Nor do Israelis recoil from spending and enjoying themselves. They have enthusiastically adopted a western recreational habit: the weekend exodius to beaches and resorts. On a recent four-day weekend, they deserted the cities by the thousands, filling virtually every hotel and camping site in the country.

Israel clearly has managed an astonishing adaptation to inflation - abeit with great uncertainties. Wages are automatically indexed to 70 percent of inflation. On top of that, the Histadrut, the powerful central labor organization,. bargains for further increases, and individual unions can press for even more. Consequently, over the past four years, average wages have kept slightly ahead of inflation, and even with tax increases, real consumption remained virtually level between 1973 and 1977. Unemployment has stayed below 4 percent.

There shuold be no delusion, though, that this stand-off could have occurred with massive U.S. aid. Even with it, the Israelis had to bring their economy to a virtual halt between 1975 and 1977 to dampen demand for imports, making room to pay for needed defense goods and higher-price oil. That unemployment did nor increase significantly reflects the government's sponge-like ability to absorb new job seekers (sfour-fifths of them in the public sector) and ignores higher unemployment among Arabs from the occupied areas.

Paradoxically, the slowdown induced the inflation. The cut in subsidies for food production raised food prices, and the government delibrately allowed the currency to depreciate in an attempt to keep exports profitable. A dollar is now worth about 18 Israeli pounds, against 4.2 pounds in 1971. But that raised import prices, and because non-defense imports equal about 40 percent of the nation's output, the huge inflation - now sustained by a wage-price spiral - resulted.
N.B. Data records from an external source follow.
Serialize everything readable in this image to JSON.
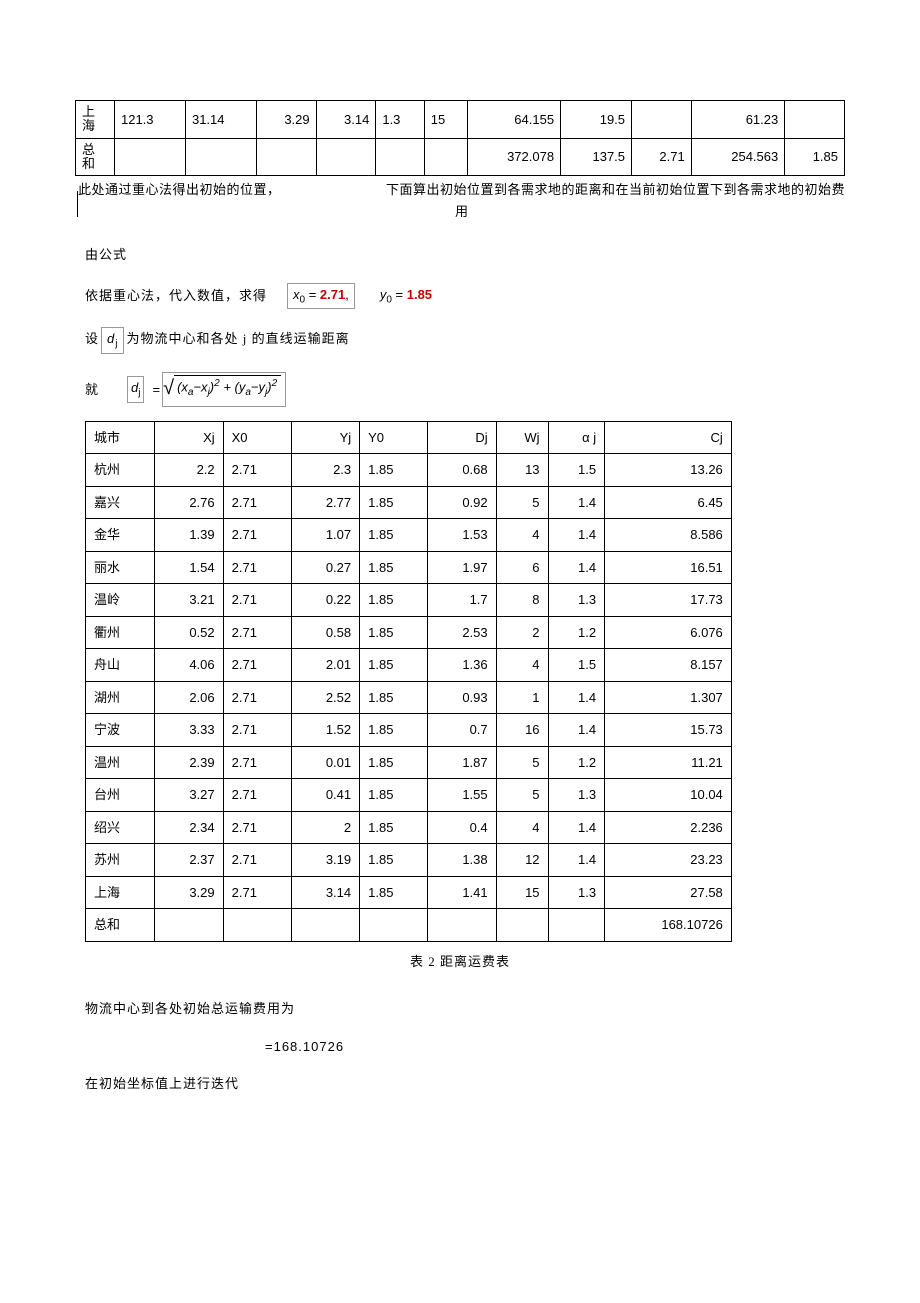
{
  "top_table": {
    "rows": [
      {
        "city": "上海",
        "c1": "121.3",
        "c2": "31.14",
        "c3": "3.29",
        "c4": "3.14",
        "c5": "1.3",
        "c6": "15",
        "c7": "64.155",
        "c8": "19.5",
        "c9": "",
        "c10": "61.23",
        "c11": ""
      },
      {
        "city": "总和",
        "c1": "",
        "c2": "",
        "c3": "",
        "c4": "",
        "c5": "",
        "c6": "",
        "c7": "372.078",
        "c8": "137.5",
        "c9": "2.71",
        "c10": "254.563",
        "c11": "1.85"
      }
    ]
  },
  "cap1_a": "此处通过重心法得出初始的位置，",
  "cap1_b": "下面算出初始位置到各需求地的距离和在当前初始位置下到各需求地的初始费",
  "cap1_c": "用",
  "p1": "由公式",
  "p2": "依据重心法，代入数值，求得",
  "x0_lhs": "x",
  "x0_sub": "0",
  "x0_val": "2.71",
  "y0_lhs": "y",
  "y0_sub": "0",
  "y0_val": "1.85",
  "p3a": "设",
  "p3_dj": "d",
  "p3_dj_sub": "j",
  "p3b": "为物流中心和各处    j  的直线运输距离",
  "p4": "就",
  "dj_lhs": "d",
  "dj_sub": "j",
  "sqrt_body_a": "(x",
  "sqrt_body_b": "a",
  "sqrt_body_c": "−x",
  "sqrt_body_d": "j",
  "sqrt_body_e": ")",
  "sqrt_body_p": "2",
  "sqrt_body_f": " + (y",
  "sqrt_body_g": "a",
  "sqrt_body_h": "−y",
  "sqrt_body_i": "j",
  "sqrt_body_j": ")",
  "main_table": {
    "headers": [
      "城市",
      "Xj",
      "X0",
      "Yj",
      "Y0",
      "Dj",
      "Wj",
      "α j",
      "Cj"
    ],
    "rows": [
      {
        "city": "杭州",
        "xj": "2.2",
        "x0": "2.71",
        "yj": "2.3",
        "y0": "1.85",
        "dj": "0.68",
        "wj": "13",
        "aj": "1.5",
        "cj": "13.26"
      },
      {
        "city": "嘉兴",
        "xj": "2.76",
        "x0": "2.71",
        "yj": "2.77",
        "y0": "1.85",
        "dj": "0.92",
        "wj": "5",
        "aj": "1.4",
        "cj": "6.45"
      },
      {
        "city": "金华",
        "xj": "1.39",
        "x0": "2.71",
        "yj": "1.07",
        "y0": "1.85",
        "dj": "1.53",
        "wj": "4",
        "aj": "1.4",
        "cj": "8.586"
      },
      {
        "city": "丽水",
        "xj": "1.54",
        "x0": "2.71",
        "yj": "0.27",
        "y0": "1.85",
        "dj": "1.97",
        "wj": "6",
        "aj": "1.4",
        "cj": "16.51"
      },
      {
        "city": "温岭",
        "xj": "3.21",
        "x0": "2.71",
        "yj": "0.22",
        "y0": "1.85",
        "dj": "1.7",
        "wj": "8",
        "aj": "1.3",
        "cj": "17.73"
      },
      {
        "city": "衢州",
        "xj": "0.52",
        "x0": "2.71",
        "yj": "0.58",
        "y0": "1.85",
        "dj": "2.53",
        "wj": "2",
        "aj": "1.2",
        "cj": "6.076"
      },
      {
        "city": "舟山",
        "xj": "4.06",
        "x0": "2.71",
        "yj": "2.01",
        "y0": "1.85",
        "dj": "1.36",
        "wj": "4",
        "aj": "1.5",
        "cj": "8.157"
      },
      {
        "city": "湖州",
        "xj": "2.06",
        "x0": "2.71",
        "yj": "2.52",
        "y0": "1.85",
        "dj": "0.93",
        "wj": "1",
        "aj": "1.4",
        "cj": "1.307"
      },
      {
        "city": "宁波",
        "xj": "3.33",
        "x0": "2.71",
        "yj": "1.52",
        "y0": "1.85",
        "dj": "0.7",
        "wj": "16",
        "aj": "1.4",
        "cj": "15.73"
      },
      {
        "city": "温州",
        "xj": "2.39",
        "x0": "2.71",
        "yj": "0.01",
        "y0": "1.85",
        "dj": "1.87",
        "wj": "5",
        "aj": "1.2",
        "cj": "11.21"
      },
      {
        "city": "台州",
        "xj": "3.27",
        "x0": "2.71",
        "yj": "0.41",
        "y0": "1.85",
        "dj": "1.55",
        "wj": "5",
        "aj": "1.3",
        "cj": "10.04"
      },
      {
        "city": "绍兴",
        "xj": "2.34",
        "x0": "2.71",
        "yj": "2",
        "y0": "1.85",
        "dj": "0.4",
        "wj": "4",
        "aj": "1.4",
        "cj": "2.236"
      },
      {
        "city": "苏州",
        "xj": "2.37",
        "x0": "2.71",
        "yj": "3.19",
        "y0": "1.85",
        "dj": "1.38",
        "wj": "12",
        "aj": "1.4",
        "cj": "23.23"
      },
      {
        "city": "上海",
        "xj": "3.29",
        "x0": "2.71",
        "yj": "3.14",
        "y0": "1.85",
        "dj": "1.41",
        "wj": "15",
        "aj": "1.3",
        "cj": "27.58"
      }
    ],
    "total_label": "总和",
    "total_cj": "168.10726"
  },
  "cap2": "表 2  距离运费表",
  "p5": "物流中心到各处初始总运输费用为",
  "result": "=168.10726",
  "p6": "在初始坐标值上进行迭代"
}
This stiff medicine, though, has has some effect. Exports expanded far more rapidly than imports, and the current account deficit (excluding defense imports, which are a special case) declined from $2.2 billion in 1975 to a somewhat more manageable $1.5 billion in 1977.
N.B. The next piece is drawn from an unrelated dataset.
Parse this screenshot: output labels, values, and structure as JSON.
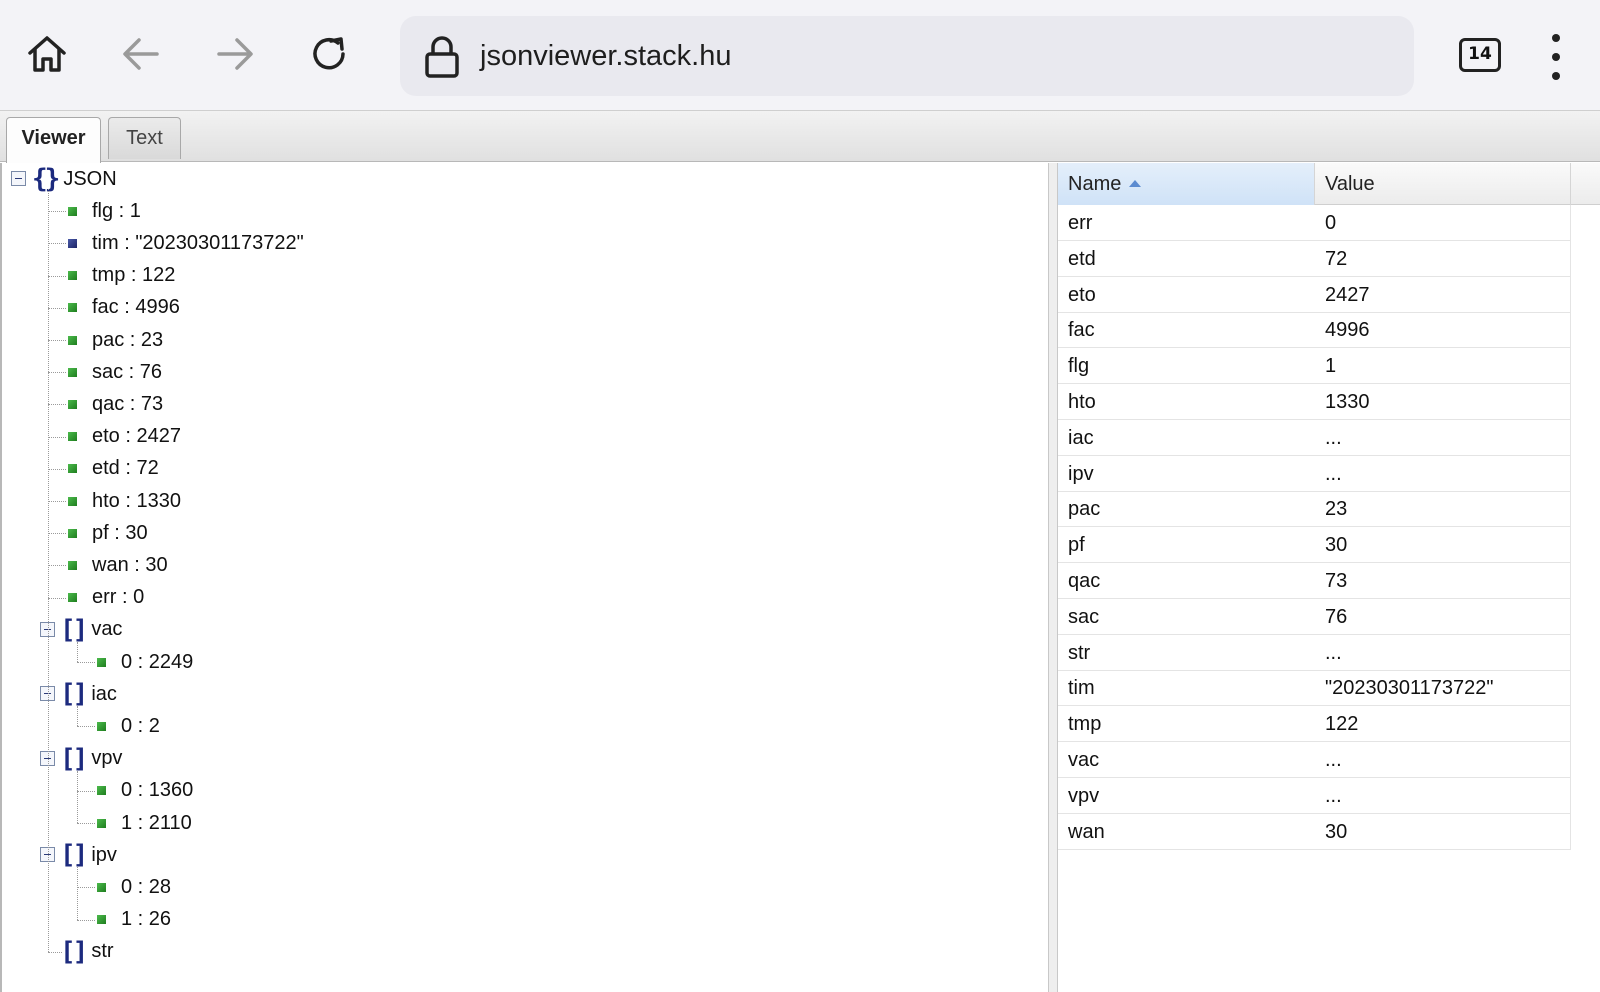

Now, however, peace brings new uncertainties. The immediate problem is the relocation of the three air bases and thousands of settlers from the Sinai to fulfill the agreement with Egyptian President Anwar El-Sadat. The cost could approach $3 billion, which, for a country with a gross national product of $12.8 billion in 1977,is a staggering sum.

Even if the United States pays some of the cost and the use of foreign workers and equipment reduces the risk of bottlenecks, the infusion of so much money into a tiny economy cannot but intensify price pressures. Finance Minister Simha Ehrlich promises to make the budget cuts elsewhere, but none of his Cabinet colleagues have volunteered their programs for the chopping block.

The real economic promise of the peace is more distant and uncertain: the prospect of an Israel-Egyptian interdependence based on trade, tourism and a mutual prosperity that neither side is willing to jeojardize with war.

On paper, it could happen. Optimists here hope that the posibility of joint Israeli-Egyptian tours will double the number of foreign visitors from one million to two million. And, logically, the nearby Egyptian market of about 40 million (more than 10 times bigger than Israel) should offer vast opportunities for Israeli manufactured goods, vegetables and technical consultants.

As for Egypt, Sadat plan a partial demobilization that will free funds for economic development. There's already a proposed Israeli bus fare to Cairo - an indication of the widespread expectation that thousands of Israelis will journey there. And, in some industries, notably textiles, steep Israeli labor costs could make Egyptian products highly competitive.

No one knows whether this vision will materialize, but Israel urgently needs it. The economic alternative is slow growth or prolonged economic dependence on America - a risky path. More important, though, it's needed for a lasting peace, which now depends almost completely on Sadat's good health. Economic self-interest alone may not assure peace, but, without that common interest, it may have no future at all. It could die with Sadat.